START Entries provided

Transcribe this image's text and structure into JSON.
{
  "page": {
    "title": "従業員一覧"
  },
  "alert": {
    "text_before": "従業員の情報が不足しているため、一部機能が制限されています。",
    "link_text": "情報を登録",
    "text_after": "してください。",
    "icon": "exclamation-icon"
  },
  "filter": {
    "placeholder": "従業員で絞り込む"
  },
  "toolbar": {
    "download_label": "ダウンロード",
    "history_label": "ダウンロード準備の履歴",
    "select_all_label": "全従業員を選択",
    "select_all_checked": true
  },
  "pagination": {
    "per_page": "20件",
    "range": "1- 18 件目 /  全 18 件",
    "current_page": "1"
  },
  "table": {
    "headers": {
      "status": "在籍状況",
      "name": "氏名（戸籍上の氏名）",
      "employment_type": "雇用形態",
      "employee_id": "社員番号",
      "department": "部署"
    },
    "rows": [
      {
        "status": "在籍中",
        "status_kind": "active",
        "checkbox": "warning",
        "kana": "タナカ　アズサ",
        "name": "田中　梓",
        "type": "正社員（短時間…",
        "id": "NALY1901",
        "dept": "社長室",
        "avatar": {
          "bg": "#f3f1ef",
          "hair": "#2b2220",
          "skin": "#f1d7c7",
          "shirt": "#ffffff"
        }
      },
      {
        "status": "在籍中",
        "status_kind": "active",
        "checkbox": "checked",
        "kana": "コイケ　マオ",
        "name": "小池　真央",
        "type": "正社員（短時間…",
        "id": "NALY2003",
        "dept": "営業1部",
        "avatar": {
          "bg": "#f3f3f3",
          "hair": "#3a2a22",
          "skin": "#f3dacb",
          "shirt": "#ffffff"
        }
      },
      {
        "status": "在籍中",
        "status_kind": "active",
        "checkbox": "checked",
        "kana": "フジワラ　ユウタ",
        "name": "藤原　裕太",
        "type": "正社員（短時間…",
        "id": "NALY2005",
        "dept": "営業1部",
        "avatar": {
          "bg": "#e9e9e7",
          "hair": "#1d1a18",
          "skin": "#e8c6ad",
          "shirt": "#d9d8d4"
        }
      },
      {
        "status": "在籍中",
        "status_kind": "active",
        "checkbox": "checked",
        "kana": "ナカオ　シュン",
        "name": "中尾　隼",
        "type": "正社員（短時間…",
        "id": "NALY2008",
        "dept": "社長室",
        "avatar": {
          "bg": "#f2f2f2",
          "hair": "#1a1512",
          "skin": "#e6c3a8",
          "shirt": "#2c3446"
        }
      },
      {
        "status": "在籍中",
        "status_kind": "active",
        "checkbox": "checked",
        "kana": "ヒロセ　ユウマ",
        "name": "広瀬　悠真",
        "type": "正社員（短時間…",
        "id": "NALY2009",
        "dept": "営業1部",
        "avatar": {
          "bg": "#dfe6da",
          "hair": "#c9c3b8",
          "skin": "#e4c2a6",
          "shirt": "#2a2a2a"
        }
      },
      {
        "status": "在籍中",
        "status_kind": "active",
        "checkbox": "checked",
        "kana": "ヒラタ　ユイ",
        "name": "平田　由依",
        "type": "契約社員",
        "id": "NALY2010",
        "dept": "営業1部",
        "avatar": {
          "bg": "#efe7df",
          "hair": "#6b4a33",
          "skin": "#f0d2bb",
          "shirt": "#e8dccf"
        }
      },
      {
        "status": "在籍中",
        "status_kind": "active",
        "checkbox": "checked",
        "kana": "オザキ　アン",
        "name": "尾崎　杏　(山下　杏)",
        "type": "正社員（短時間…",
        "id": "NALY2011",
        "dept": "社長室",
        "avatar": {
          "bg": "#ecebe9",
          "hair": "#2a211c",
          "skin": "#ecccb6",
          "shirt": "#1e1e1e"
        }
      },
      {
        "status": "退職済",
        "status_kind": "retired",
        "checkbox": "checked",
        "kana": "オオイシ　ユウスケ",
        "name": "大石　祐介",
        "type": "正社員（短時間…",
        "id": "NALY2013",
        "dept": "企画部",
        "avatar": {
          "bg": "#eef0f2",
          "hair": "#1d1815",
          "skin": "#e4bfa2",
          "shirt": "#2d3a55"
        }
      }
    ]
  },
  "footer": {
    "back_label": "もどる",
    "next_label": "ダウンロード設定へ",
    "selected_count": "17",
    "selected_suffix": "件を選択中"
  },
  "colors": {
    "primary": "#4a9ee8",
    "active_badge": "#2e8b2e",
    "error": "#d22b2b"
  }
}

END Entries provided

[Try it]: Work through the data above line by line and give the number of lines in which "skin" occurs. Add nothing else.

[Output below]: 8